This exercise calls for every line of the data below with the string "your" in it.

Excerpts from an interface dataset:
——————————

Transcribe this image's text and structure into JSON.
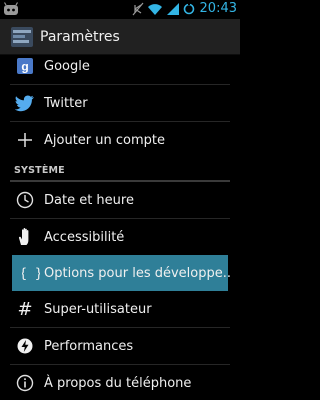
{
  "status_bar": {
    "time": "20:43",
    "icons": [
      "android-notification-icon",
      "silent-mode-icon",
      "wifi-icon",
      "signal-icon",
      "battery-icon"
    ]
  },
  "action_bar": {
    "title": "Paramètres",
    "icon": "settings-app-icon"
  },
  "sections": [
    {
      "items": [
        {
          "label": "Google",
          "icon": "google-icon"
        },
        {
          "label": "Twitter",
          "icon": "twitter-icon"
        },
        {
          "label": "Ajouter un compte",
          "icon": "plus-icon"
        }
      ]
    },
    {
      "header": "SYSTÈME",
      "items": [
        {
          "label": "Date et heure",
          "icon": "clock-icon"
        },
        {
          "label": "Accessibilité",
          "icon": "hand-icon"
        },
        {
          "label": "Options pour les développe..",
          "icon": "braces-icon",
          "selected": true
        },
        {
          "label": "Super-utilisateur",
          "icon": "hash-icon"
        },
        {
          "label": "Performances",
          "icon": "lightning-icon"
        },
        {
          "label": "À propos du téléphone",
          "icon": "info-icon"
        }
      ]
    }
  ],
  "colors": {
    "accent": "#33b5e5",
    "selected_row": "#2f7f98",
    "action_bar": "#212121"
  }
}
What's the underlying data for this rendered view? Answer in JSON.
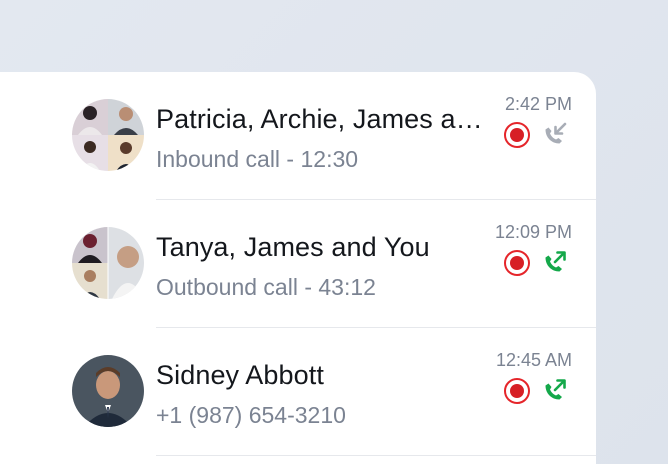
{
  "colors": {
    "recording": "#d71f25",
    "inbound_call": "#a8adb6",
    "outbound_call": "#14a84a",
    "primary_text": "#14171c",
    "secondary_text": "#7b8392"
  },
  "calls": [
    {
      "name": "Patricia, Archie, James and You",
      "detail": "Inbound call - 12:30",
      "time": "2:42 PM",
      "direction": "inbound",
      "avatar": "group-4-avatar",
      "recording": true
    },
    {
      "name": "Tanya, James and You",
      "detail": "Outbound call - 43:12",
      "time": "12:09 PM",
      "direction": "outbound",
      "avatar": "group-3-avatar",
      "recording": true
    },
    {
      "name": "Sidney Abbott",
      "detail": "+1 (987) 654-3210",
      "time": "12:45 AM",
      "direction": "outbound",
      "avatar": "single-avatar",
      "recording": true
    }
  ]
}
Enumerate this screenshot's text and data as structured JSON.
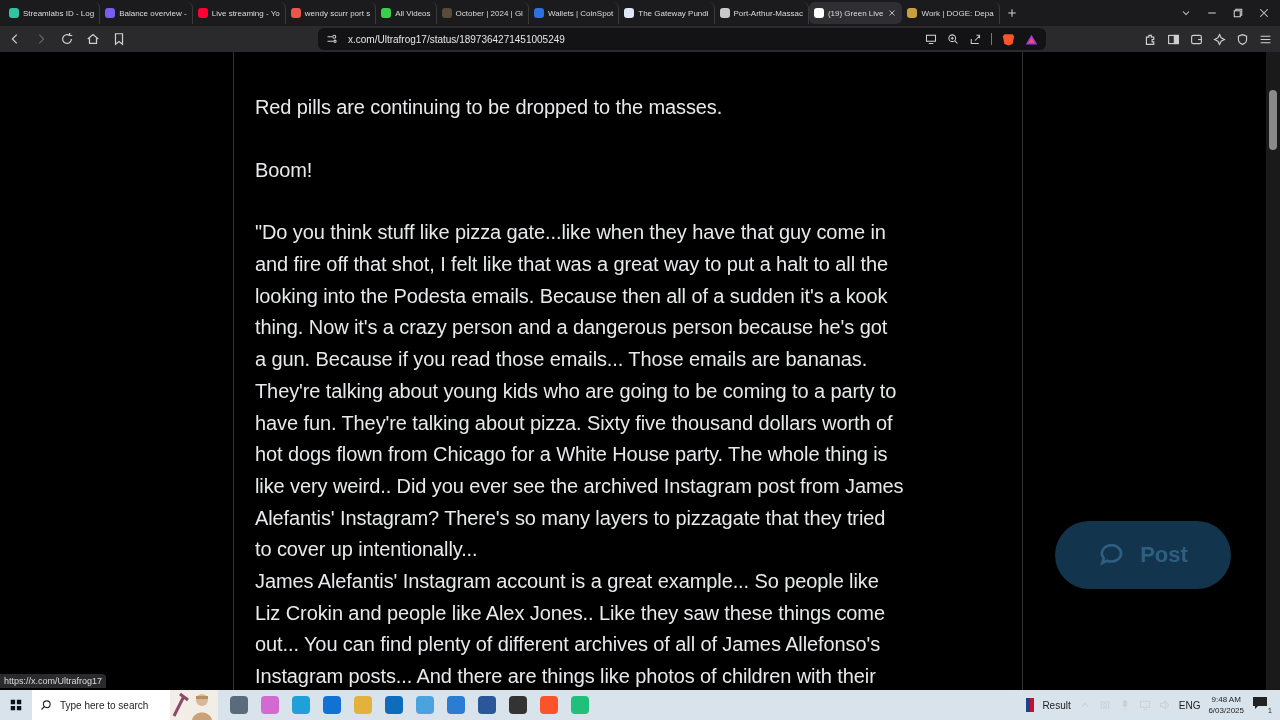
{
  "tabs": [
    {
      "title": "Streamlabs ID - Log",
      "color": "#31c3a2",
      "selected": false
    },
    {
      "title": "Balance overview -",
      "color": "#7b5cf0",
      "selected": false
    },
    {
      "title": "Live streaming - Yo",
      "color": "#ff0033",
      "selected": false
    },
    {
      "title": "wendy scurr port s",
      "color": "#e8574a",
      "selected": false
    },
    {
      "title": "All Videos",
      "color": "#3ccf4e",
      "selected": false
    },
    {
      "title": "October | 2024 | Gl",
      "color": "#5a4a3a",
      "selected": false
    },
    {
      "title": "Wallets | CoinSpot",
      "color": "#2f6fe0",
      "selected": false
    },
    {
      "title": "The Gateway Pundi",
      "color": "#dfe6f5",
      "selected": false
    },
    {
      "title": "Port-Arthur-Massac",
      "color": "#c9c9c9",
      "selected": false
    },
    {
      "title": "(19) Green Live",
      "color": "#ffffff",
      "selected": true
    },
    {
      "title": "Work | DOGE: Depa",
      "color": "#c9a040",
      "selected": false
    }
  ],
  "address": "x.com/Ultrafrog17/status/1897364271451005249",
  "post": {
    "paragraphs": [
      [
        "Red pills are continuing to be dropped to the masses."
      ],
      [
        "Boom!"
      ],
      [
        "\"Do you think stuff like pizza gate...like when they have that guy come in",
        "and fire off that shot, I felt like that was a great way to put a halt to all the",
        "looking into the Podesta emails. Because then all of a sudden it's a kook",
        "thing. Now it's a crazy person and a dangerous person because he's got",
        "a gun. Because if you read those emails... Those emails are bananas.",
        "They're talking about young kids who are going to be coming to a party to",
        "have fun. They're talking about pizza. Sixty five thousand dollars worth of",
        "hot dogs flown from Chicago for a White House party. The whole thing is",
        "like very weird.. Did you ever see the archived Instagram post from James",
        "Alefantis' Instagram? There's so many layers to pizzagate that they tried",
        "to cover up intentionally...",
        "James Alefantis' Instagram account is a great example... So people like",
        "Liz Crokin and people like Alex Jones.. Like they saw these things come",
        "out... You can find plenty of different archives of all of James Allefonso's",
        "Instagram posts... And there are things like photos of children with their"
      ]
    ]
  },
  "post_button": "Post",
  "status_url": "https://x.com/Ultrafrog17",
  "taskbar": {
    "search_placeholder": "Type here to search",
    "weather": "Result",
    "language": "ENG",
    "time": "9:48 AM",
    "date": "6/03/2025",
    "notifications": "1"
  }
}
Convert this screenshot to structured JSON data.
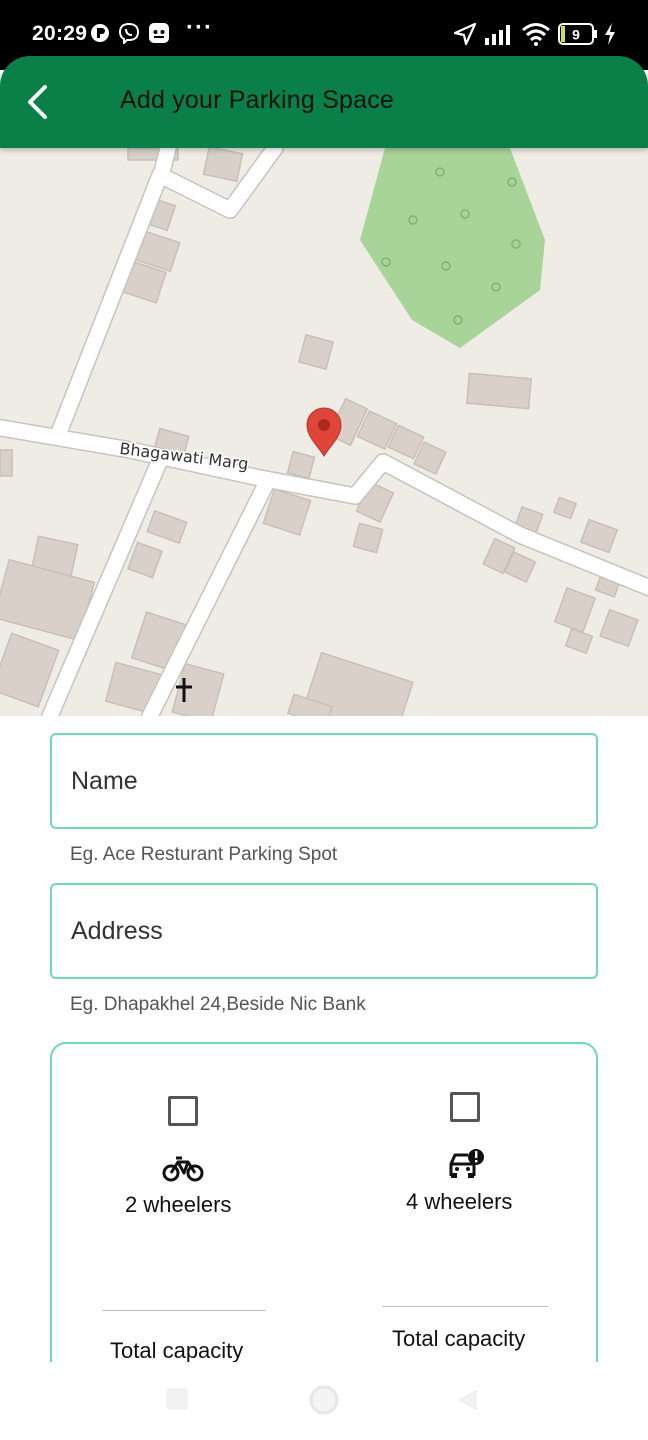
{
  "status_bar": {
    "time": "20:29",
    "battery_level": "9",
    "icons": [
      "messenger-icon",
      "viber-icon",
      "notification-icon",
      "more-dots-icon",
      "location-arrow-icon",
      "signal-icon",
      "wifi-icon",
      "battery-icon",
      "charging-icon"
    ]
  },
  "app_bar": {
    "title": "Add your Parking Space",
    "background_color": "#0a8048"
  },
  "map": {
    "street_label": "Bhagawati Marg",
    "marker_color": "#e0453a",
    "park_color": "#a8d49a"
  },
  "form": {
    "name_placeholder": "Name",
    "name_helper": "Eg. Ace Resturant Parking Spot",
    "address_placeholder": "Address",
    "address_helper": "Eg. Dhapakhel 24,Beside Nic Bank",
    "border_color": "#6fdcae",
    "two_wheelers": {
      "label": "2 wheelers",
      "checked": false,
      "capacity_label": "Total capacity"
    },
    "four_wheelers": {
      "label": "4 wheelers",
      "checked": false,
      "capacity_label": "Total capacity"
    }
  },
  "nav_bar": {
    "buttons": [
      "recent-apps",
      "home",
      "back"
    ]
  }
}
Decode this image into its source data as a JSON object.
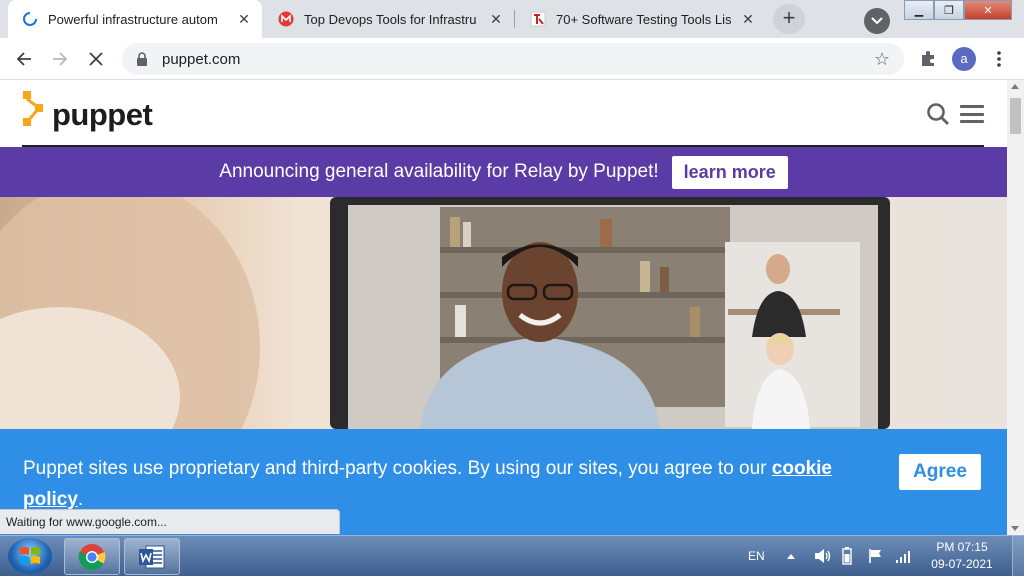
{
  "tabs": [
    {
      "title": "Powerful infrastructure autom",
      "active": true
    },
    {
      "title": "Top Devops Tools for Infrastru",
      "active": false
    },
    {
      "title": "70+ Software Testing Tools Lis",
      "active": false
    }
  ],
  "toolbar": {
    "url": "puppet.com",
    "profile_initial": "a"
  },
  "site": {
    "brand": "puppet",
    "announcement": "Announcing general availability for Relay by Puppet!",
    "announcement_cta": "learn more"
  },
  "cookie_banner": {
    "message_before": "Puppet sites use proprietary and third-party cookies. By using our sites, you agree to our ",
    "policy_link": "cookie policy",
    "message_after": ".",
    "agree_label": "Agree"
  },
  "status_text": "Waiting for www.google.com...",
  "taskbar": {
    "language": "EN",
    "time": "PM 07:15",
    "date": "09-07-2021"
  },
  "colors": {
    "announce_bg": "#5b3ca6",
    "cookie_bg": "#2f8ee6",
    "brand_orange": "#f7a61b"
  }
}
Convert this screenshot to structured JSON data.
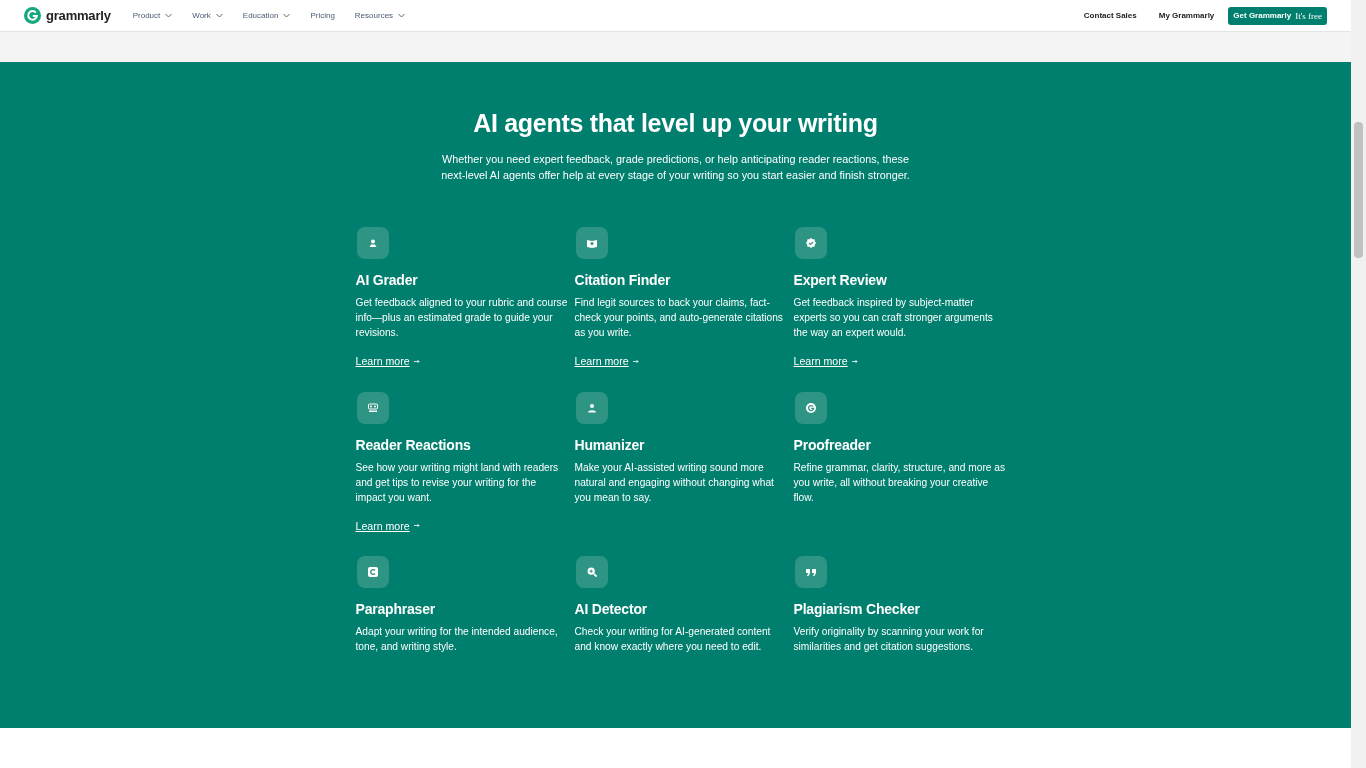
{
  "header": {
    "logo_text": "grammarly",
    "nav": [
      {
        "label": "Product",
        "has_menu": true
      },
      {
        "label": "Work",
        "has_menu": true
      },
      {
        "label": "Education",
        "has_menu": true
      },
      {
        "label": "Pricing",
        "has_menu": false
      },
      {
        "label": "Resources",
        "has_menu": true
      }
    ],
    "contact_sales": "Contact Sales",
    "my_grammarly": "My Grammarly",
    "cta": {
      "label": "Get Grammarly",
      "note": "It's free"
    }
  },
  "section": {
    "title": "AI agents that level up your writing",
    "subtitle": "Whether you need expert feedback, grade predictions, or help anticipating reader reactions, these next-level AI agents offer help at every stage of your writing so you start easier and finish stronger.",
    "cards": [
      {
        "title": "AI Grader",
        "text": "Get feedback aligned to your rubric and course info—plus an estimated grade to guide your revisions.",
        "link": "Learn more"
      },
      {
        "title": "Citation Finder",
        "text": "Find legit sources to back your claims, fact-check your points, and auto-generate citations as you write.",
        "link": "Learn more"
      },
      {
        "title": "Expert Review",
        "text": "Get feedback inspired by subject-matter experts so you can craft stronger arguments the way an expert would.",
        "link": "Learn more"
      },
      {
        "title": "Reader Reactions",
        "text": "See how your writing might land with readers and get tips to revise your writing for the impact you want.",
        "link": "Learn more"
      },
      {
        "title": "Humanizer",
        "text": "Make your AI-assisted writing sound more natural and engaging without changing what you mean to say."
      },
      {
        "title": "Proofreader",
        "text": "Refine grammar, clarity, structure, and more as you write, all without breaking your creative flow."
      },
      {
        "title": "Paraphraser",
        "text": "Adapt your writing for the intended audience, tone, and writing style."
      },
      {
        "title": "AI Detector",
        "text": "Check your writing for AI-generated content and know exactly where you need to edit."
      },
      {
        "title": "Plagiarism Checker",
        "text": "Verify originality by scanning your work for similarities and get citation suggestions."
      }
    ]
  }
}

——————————

◆ TASK OUTPUT ◆
    "title": "Add your Parking Space",
    "title": "AI agents that level up your writing",
    "subtitle": "Whether you need expert feedback, grade predictions, or help anticipating reader reactions, these next-level AI agents offer help at every stage of your writing so you start easier and finish stronger.",
        "text": "Get feedback aligned to your rubric and course info—plus an estimated grade to guide your revisions.",
        "text": "Find legit sources to back your claims, fact-check your points, and auto-generate citations as you write.",
        "text": "See how your writing might land with readers and get tips to revise your writing for the impact you want.",
        "text": "Make your AI-assisted writing sound more natural and engaging without changing what you mean to say."
        "text": "Refine grammar, clarity, structure, and more as you write, all without breaking your creative flow."
        "text": "Adapt your writing for the intended audience, tone, and writing style."
        "text": "Check your writing for AI-generated content and know exactly where you need to edit."
        "text": "Verify originality by scanning your work for similarities and get citation suggestions."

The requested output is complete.